The Elegance of the Hedgehog is the story of two women who live in the same place but lead incredibly different lives. First is twelve year old Paloma living with her wealthy French family in a lavish apartment complex in Paris. Paloma is going to kill herself and set the apartment on fire but first she wants to work on her journal where she collects thoughts about all of the beautiful things (and not so beautiful things) she finds in the world. She hopes that maybe it will be enough to make her want to live. Downstairs, lives the concierge Renee, an old grouch of a woman who loathes these bourgeoisie families who look down on her. She enjoys the fine things in life like Tolstoy. Both of these women hide their true intelligence from the world and as time goes on their paths intersect and they have profound influences on each other.

This book isn’t for everyone. It can be like reading a philosphy textbook at times and even I came close to DNFing it about halfway through. I can’t explain to you how worth it was for me to finish it. I came away having a better understanding and appreciation for myself and the world at large.



They don’t have to be real places right? For this I’m going with The Way of Kings by Brandon Sanderson. I’m only 66 pages in (out of 1100 or so…) but already there is so much lore! The world building here is immense and expertly crafted. The magic system is super cool and interesting and the characters are very likable so far! I can’t wait to dive back in and see where else the story takes me!



I have not read very many classics. I often have a hard time keeping up with dated writing styles and so more often than not I steer clear of them. There are a few that I’ve enjoyed over the years though. For one is Macbeth by Shakespeare. It’s a super cool story with characters that have clear influences on modern characters (Lady Macbeth is Cersei Lannister *cough cough*). If Not, Winter is a translation of poem fragments my Sappho and while it’s hard to glean meaning from most of them I find them very pretty.

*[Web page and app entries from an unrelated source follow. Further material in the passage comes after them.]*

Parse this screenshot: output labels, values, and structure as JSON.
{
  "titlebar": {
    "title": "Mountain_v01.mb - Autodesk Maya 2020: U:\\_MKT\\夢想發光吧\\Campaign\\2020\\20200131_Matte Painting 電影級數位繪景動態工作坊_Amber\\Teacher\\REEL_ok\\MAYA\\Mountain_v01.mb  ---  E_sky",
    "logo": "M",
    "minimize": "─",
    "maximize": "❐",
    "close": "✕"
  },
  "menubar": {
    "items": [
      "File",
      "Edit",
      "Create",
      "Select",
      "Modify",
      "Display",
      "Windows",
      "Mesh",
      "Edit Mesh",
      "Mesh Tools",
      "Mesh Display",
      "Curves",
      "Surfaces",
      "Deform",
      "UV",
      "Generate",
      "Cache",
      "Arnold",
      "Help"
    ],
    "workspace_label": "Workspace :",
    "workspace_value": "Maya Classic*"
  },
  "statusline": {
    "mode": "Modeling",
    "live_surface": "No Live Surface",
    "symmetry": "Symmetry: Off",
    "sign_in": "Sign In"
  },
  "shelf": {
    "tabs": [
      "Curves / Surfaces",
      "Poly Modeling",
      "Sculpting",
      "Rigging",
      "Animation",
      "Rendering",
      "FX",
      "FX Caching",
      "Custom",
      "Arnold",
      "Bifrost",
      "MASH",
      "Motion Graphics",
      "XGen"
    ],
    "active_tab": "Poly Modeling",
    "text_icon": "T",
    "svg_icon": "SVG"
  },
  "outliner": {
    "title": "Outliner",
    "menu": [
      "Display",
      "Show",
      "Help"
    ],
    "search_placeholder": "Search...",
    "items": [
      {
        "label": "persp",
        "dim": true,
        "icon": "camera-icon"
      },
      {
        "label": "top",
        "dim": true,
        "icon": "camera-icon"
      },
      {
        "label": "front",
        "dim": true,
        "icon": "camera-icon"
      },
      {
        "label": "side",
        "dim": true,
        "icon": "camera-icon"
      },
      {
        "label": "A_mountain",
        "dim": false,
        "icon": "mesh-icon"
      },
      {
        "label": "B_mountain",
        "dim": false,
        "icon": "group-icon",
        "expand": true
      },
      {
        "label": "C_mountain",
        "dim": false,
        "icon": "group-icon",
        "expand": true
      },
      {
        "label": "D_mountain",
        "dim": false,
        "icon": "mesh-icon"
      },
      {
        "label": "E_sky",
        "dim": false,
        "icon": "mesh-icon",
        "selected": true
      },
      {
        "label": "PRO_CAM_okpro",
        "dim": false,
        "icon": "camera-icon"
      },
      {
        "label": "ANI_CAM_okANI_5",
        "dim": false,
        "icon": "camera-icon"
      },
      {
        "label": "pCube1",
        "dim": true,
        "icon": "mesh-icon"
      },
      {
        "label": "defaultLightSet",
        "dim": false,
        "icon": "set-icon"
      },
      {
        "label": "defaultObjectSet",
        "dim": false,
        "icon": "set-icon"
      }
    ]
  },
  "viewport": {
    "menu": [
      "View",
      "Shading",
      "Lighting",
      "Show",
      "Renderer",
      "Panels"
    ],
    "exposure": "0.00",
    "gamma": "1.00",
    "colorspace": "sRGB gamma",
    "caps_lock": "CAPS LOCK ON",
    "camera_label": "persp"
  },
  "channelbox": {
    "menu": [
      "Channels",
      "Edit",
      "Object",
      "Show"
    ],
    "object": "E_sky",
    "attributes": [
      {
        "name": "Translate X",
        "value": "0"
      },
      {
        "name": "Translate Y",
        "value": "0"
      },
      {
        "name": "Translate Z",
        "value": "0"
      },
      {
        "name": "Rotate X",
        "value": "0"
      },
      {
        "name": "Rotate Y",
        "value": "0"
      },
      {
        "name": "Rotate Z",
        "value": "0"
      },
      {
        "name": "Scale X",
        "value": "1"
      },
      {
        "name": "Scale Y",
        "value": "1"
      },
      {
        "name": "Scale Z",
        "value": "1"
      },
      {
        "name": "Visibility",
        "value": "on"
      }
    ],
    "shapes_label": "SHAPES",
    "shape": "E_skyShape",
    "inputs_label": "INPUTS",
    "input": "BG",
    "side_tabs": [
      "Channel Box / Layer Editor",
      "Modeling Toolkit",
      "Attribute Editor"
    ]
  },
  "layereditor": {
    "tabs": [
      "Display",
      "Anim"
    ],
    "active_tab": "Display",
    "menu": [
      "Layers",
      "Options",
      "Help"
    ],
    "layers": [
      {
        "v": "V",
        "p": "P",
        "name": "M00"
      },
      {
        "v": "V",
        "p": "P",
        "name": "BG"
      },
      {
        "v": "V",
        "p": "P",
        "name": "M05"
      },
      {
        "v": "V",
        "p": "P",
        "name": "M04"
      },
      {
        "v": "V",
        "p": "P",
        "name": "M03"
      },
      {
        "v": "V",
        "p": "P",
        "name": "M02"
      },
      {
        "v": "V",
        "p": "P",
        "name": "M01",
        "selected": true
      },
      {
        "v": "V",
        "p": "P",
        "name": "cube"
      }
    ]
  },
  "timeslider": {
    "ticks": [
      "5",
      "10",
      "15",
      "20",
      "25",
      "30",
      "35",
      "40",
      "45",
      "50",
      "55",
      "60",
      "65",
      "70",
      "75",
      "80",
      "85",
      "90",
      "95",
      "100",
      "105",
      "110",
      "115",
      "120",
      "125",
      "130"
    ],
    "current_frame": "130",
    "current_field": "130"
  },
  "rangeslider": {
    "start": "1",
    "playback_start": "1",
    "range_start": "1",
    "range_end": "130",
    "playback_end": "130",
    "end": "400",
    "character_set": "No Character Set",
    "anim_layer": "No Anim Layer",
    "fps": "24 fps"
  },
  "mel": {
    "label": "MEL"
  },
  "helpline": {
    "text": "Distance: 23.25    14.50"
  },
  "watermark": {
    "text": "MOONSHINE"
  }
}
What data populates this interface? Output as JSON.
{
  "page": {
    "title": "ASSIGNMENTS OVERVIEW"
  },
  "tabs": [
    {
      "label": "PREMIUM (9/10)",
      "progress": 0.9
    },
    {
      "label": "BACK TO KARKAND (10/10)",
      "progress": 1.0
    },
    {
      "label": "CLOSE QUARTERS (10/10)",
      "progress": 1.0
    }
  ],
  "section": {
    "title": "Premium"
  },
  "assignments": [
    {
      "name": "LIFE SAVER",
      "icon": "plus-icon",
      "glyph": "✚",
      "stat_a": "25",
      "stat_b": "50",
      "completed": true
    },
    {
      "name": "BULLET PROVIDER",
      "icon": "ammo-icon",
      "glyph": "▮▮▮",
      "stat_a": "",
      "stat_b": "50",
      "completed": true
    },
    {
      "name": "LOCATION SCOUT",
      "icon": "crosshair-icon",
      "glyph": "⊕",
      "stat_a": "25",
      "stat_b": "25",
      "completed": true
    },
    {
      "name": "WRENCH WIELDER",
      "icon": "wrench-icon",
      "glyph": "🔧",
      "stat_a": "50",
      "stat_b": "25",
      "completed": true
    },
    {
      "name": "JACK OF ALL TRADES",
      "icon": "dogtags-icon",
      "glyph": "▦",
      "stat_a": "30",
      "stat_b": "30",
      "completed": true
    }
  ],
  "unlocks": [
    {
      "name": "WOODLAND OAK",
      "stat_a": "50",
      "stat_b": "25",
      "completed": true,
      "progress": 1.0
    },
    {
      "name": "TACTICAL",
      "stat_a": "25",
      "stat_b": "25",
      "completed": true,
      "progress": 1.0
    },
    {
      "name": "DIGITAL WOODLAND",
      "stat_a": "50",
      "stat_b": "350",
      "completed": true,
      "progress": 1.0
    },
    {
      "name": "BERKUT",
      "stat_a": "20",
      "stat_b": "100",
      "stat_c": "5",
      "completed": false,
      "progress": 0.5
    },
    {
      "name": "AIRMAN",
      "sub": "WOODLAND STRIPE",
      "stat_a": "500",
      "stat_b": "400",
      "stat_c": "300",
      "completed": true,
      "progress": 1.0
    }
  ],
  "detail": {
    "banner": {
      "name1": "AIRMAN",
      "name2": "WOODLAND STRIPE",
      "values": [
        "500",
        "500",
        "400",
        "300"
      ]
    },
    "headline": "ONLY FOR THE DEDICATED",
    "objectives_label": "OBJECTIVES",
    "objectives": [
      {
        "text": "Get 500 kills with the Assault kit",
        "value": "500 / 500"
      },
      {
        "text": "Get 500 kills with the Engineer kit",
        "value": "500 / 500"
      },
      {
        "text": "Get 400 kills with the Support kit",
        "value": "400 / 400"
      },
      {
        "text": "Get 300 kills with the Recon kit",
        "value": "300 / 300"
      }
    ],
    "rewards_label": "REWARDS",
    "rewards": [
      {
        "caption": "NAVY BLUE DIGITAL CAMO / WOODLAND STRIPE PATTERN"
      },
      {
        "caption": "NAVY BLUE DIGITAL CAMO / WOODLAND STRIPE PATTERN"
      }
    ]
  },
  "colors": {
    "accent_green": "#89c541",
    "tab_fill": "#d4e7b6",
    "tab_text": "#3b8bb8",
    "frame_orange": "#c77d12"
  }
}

My all time favorite classic though is The Crucible by Arthur Miller which I could argue (depending on my mood) is actually my favorite book of all time. I’v read it more times than any other book and I feel like I pick up on new stuff each time. There are some great lessons and social commentary in this play. John Proctor is one of my favorite literary characters ever and his line that goes, “I speak my own sins, I cannot judge another; I have no tongue for it,” is a favorite of mine. His whole speech at the end about his name makes me cry without fail every time.


Unfortunately I’m not sure who has done this tag before so if you read this and you want to do it, I tag you!! Send me the link to your post so I can read it, I’m super curious about other answers to these questions. As always, thanks for stopping by and I hope you enjoy the rest of your day. ❤